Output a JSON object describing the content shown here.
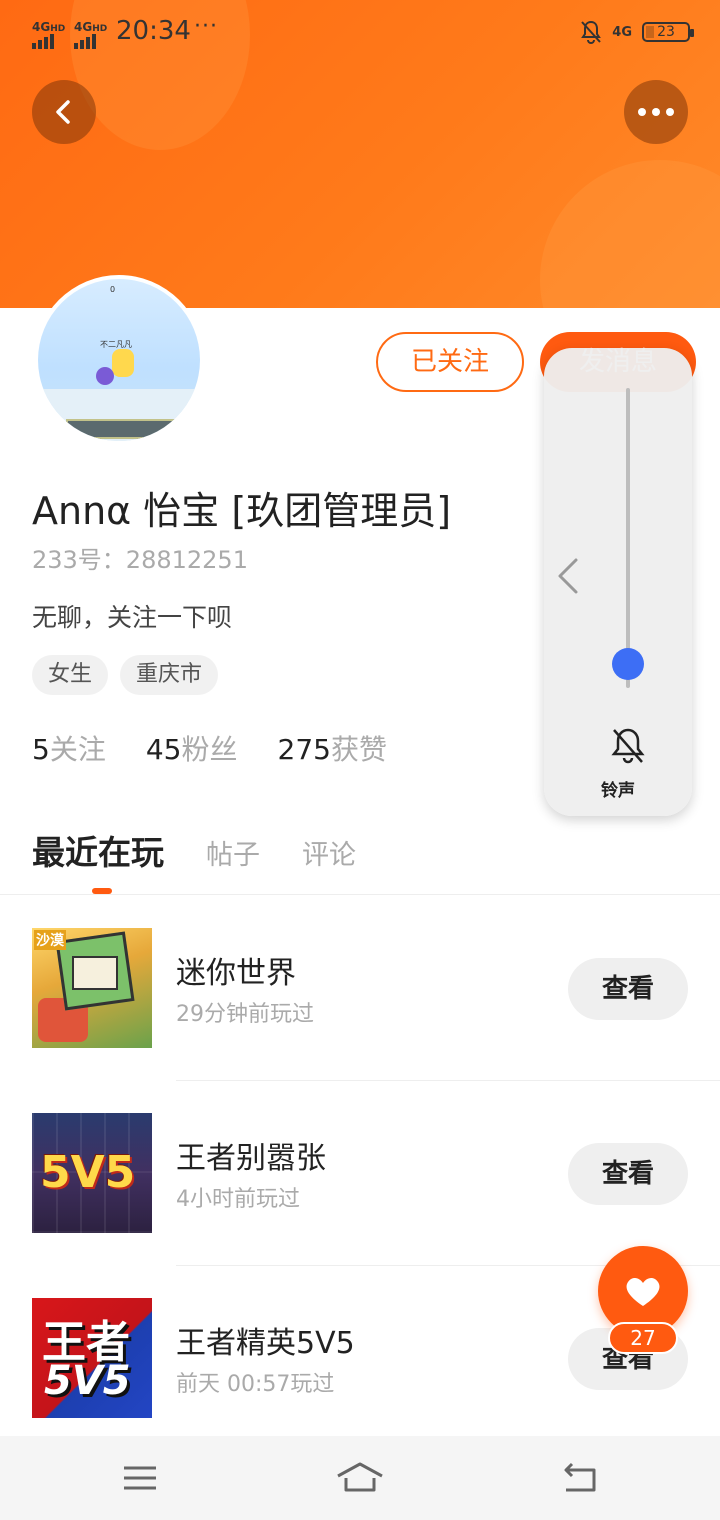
{
  "status_bar": {
    "signal1": "4G",
    "signal2": "4G",
    "hd1": "HD",
    "hd2": "HD",
    "time": "20:34",
    "more": "···",
    "network_right": "4G",
    "battery": "23"
  },
  "profile": {
    "follow_button": "已关注",
    "message_button": "发消息",
    "name": "Annα  怡宝 [玖团管理员]",
    "uid": "233号：28812251",
    "bio": "无聊，关注一下呗",
    "tags": [
      "女生",
      "重庆市"
    ],
    "stats": [
      {
        "num": "5",
        "label": "关注"
      },
      {
        "num": "45",
        "label": "粉丝"
      },
      {
        "num": "275",
        "label": "获赞"
      }
    ]
  },
  "tabs": [
    "最近在玩",
    "帖子",
    "评论"
  ],
  "games": [
    {
      "title": "迷你世界",
      "sub": "29分钟前玩过",
      "button": "查看",
      "thumb_text": "沙漠"
    },
    {
      "title": "王者别嚣张",
      "sub": "4小时前玩过",
      "button": "查看",
      "thumb_text": "5V5"
    },
    {
      "title": "王者精英5V5",
      "sub": "前天 00:57玩过",
      "button": "查看",
      "thumb_text1": "王者",
      "thumb_text2": "5V5"
    }
  ],
  "volume_panel": {
    "label": "铃声",
    "level": 0.08
  },
  "like": {
    "count": "27"
  },
  "avatar_text": {
    "top": "0",
    "tag": "不二凡凡"
  },
  "colors": {
    "accent": "#ff5a10",
    "banner": "#ff7a1a",
    "volume_knob": "#3d6ef5"
  }
}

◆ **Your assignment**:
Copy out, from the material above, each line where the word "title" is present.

◆ **Result**:
      "title": "迷你世界",
      "title": "王者别嚣张",
      "title": "王者精英5V5",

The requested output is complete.